DIRECTIONS FOR THIS TASK: For this exercise, retype every record below exactly and keep the pictures out.
........
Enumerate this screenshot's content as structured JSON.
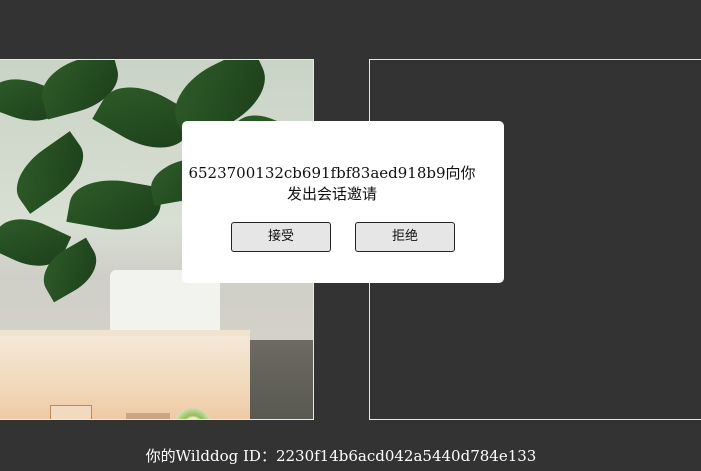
{
  "dialog": {
    "message": "6523700132cb691fbf83aed918b9向你发出会话邀请",
    "accept_label": "接受",
    "reject_label": "拒绝"
  },
  "footer": {
    "id_text": "你的Wilddog ID：2230f14b6acd042a5440d784e133"
  },
  "colors": {
    "background": "#333333",
    "panel_border": "#e8e8e8",
    "dialog_background": "#ffffff",
    "button_background": "#e6e6e6"
  }
}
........
ANSWER TO THIS TASK:
Enumerate this screenshot's content as structured JSON.
{
  "dialog": {
    "message": "6523700132cb691fbf83aed918b9向你发出会话邀请",
    "accept_label": "接受",
    "reject_label": "拒绝"
  },
  "footer": {
    "id_text": "你的Wilddog ID：2230f14b6acd042a5440d784e133"
  },
  "colors": {
    "background": "#333333",
    "panel_border": "#e8e8e8",
    "dialog_background": "#ffffff",
    "button_background": "#e6e6e6"
  }
}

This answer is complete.